The first edition of the Handbook was published in 1986 and contained 145 monographs. This was followed by the second edition in 1994 containing 203 monographs, the third edition in 2000 containing 210 monographs, and the fourth edition in 2003 containing 249 monographs. Since 2000, the data has also been available on CD-ROM, updated annually, and from 2004 online. The fifth edition with its companion CD-ROM, Pharmaceutical Excipients 5, contains 300 monographs compiled by over 120 experts in pharmaceutical formulation or excipient manufacture from Australia, Europe, India and the USA. All the monographs have been reviewed and revised in the light of current knowledge. There has been a greater emphasis on including published data from primary sources although some data from laboratory projects included in previous editions have been retained where relevant. Variations in test methodology can have significant effects on the data generated (especially in the case of the compactability of an excipient), and thus cause confusion. As a consequence, the editors have been more selective in including data relating to the physical properties of an excipient. However, comparative data that show differences between either source or batch of a specific excipient have been retained as this was considered relevant to the behavior of a material in practice. The Suppliers Directory (Appendix I) has also been completely updated with many more international suppliers included.

In a systematic and uniform manner, Pharmaceutical Excipients collects essential data on the physical properties of excipients such as: boiling point, bulk and tap density, compression characteristics, hygroscopicity, flowability, melting point, moisture content, moisture-absorption isotherms, particle size distribution, rheology, specific surface area, and solubility. Scanning electron microphotographs (SEMs) are also included for many of the excipients. Pharmaceutical Excipients contains information from various international sources and personal observation and comments from monograph authors, steering committee members, and the editors.

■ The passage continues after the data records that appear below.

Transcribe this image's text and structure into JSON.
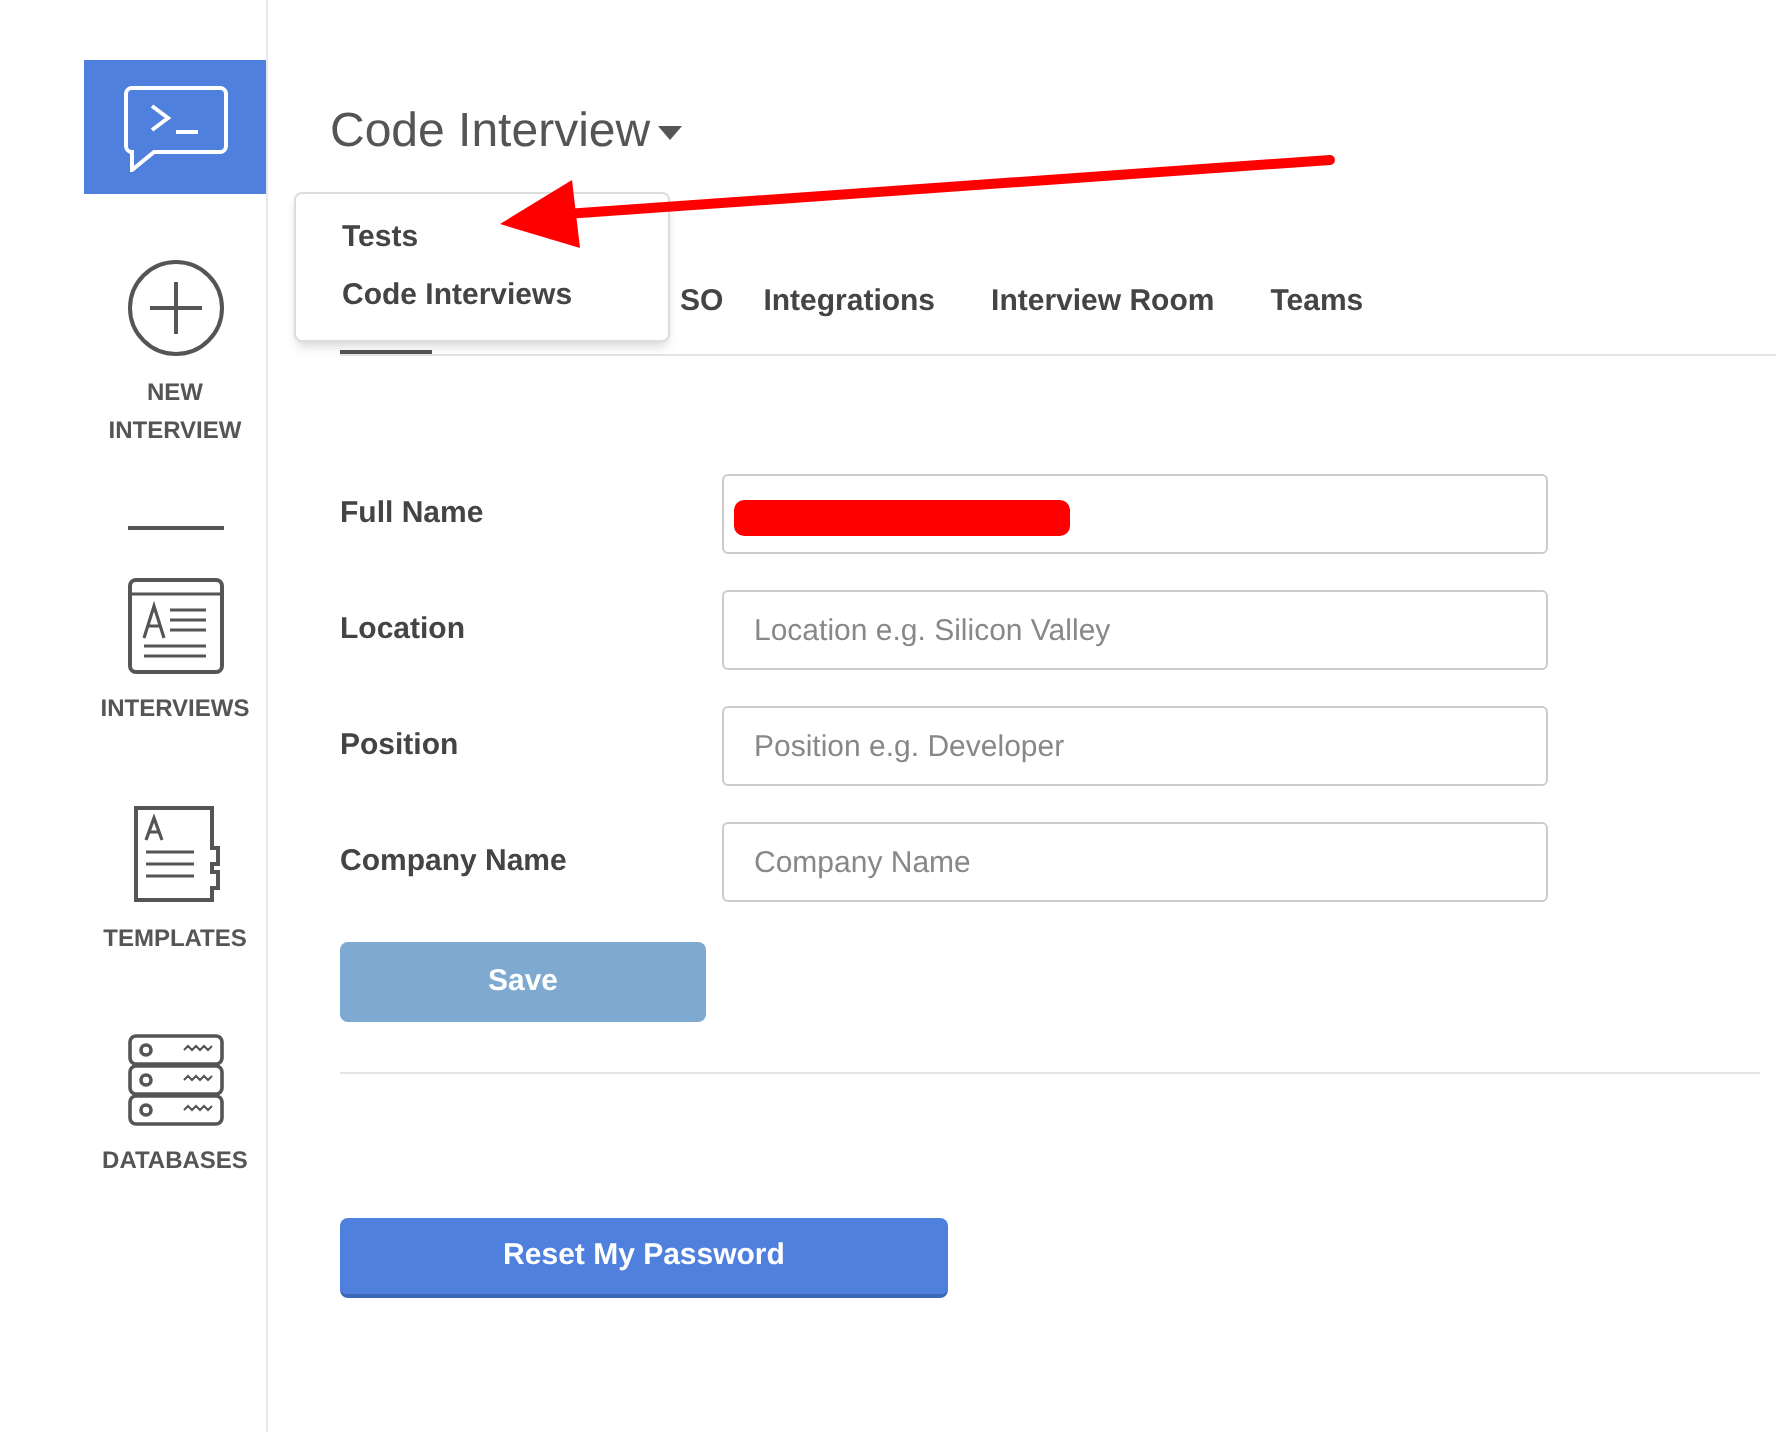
{
  "sidebar": {
    "items": [
      {
        "kind": "new",
        "label": "NEW INTERVIEW"
      },
      {
        "kind": "interviews",
        "label": "INTERVIEWS"
      },
      {
        "kind": "templates",
        "label": "TEMPLATES"
      },
      {
        "kind": "databases",
        "label": "DATABASES"
      }
    ]
  },
  "header": {
    "title": "Code Interview"
  },
  "dropdown": {
    "items": [
      "Tests",
      "Code Interviews"
    ]
  },
  "tabs": [
    {
      "selected": true
    },
    {
      "label": "SO",
      "selected": false
    },
    {
      "label": "Integrations",
      "selected": false
    },
    {
      "label": "Interview Room",
      "selected": false
    },
    {
      "label": "Teams",
      "selected": false
    }
  ],
  "form": {
    "fields": [
      {
        "label": "Full Name",
        "redacted": true
      },
      {
        "label": "Location",
        "placeholder": "Location e.g. Silicon Valley"
      },
      {
        "label": "Position",
        "placeholder": "Position e.g. Developer"
      },
      {
        "label": "Company Name",
        "placeholder": "Company Name"
      }
    ],
    "save_button": {
      "label": "Save",
      "disabled": true
    }
  },
  "reset_button": "Reset My Password",
  "annotation": {
    "kind": "arrow"
  }
}
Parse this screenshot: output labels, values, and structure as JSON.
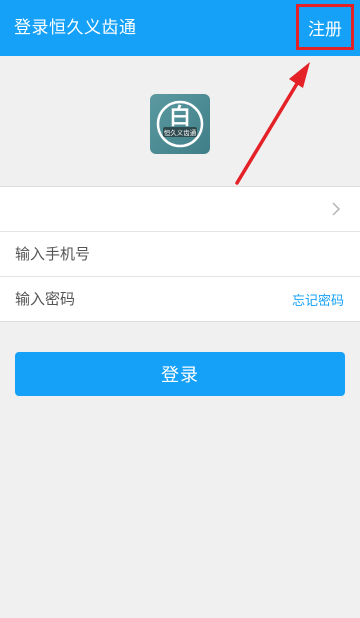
{
  "header": {
    "title": "登录恒久义齿通",
    "register_label": "注册"
  },
  "logo": {
    "glyph": "白",
    "caption": "恒久义齿通"
  },
  "form": {
    "phone_placeholder": "输入手机号",
    "password_placeholder": "输入密码",
    "forgot_label": "忘记密码"
  },
  "login": {
    "label": "登录"
  },
  "colors": {
    "primary": "#14a1f7",
    "annotation": "#e32127",
    "background": "#f0f0f0"
  },
  "icons": {
    "row_chevron": "chevron-right-icon",
    "annotation": "arrow-annotation-icon"
  }
}
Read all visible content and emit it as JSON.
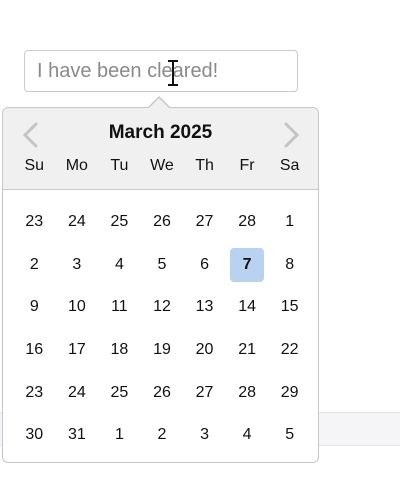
{
  "input": {
    "value": "",
    "placeholder": "I have been cleared!"
  },
  "calendar": {
    "month_title": "March 2025",
    "prev_icon": "chevron-left-icon",
    "next_icon": "chevron-right-icon",
    "weekdays": [
      "Su",
      "Mo",
      "Tu",
      "We",
      "Th",
      "Fr",
      "Sa"
    ],
    "weeks": [
      [
        "23",
        "24",
        "25",
        "26",
        "27",
        "28",
        "1"
      ],
      [
        "2",
        "3",
        "4",
        "5",
        "6",
        "7",
        "8"
      ],
      [
        "9",
        "10",
        "11",
        "12",
        "13",
        "14",
        "15"
      ],
      [
        "16",
        "17",
        "18",
        "19",
        "20",
        "21",
        "22"
      ],
      [
        "23",
        "24",
        "25",
        "26",
        "27",
        "28",
        "29"
      ],
      [
        "30",
        "31",
        "1",
        "2",
        "3",
        "4",
        "5"
      ]
    ],
    "selected": "7",
    "selected_color": "#b8d2f0",
    "header_color": "#f0f0f0"
  }
}
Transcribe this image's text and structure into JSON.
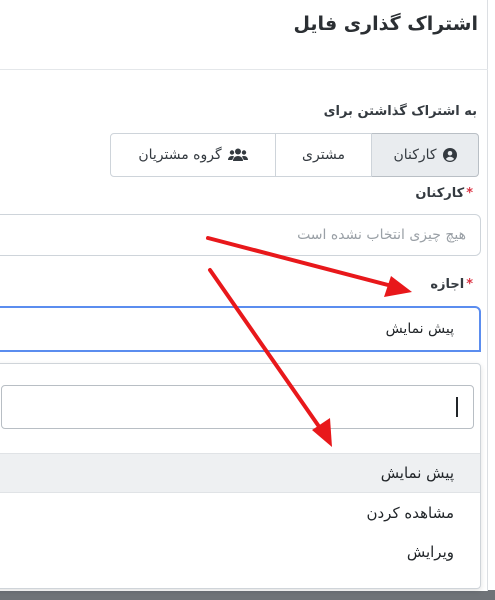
{
  "modal": {
    "title": "اشتراک گذاری فایل"
  },
  "share_with": {
    "label": "به اشتراک گذاشتن برای",
    "options": [
      {
        "label": "کارکنان",
        "icon": "user-circle-icon",
        "active": true
      },
      {
        "label": "مشتری",
        "icon": "",
        "active": false
      },
      {
        "label": "گروه مشتریان",
        "icon": "users-group-icon",
        "active": false
      }
    ]
  },
  "staff_field": {
    "label": "کارکنان",
    "required_mark": "*",
    "placeholder": "هیچ چیزی انتخاب نشده است"
  },
  "permission_field": {
    "label": "اجازه",
    "required_mark": "*",
    "value": "پیش نمایش"
  },
  "permission_dropdown": {
    "search_value": "",
    "options": [
      "پیش نمایش",
      "مشاهده کردن",
      "ویرایش"
    ],
    "highlighted_index": 0
  },
  "annotation_color": "#e8181b"
}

All of the monographs in the electronic version are thoroughly cross-referenced and indexed so that excipients may be identified by either a chemical, a nonproprietary, or a trade name. Most monographs list related substances to help the formulator to develop a list of possible materials for use in a new dosage form or product. Related substances are not directly substitutable for each other but, in general, they are excipients that have been used for similar purposes in various dosage forms.

Pharmaceutical Excipients is a comprehensive, uniform guide to the uses, properties, and safety of pharmaceutical excipients, and is an essential reference source for those involved in the development, production, control, or regulation of pharmaceutical preparations. Since many pharmaceutical excipients are also used in other applications, Pharmaceutical Excipients will also be of value to persons with an interest in the formulation or production of confectionery, cosmetics, and food products.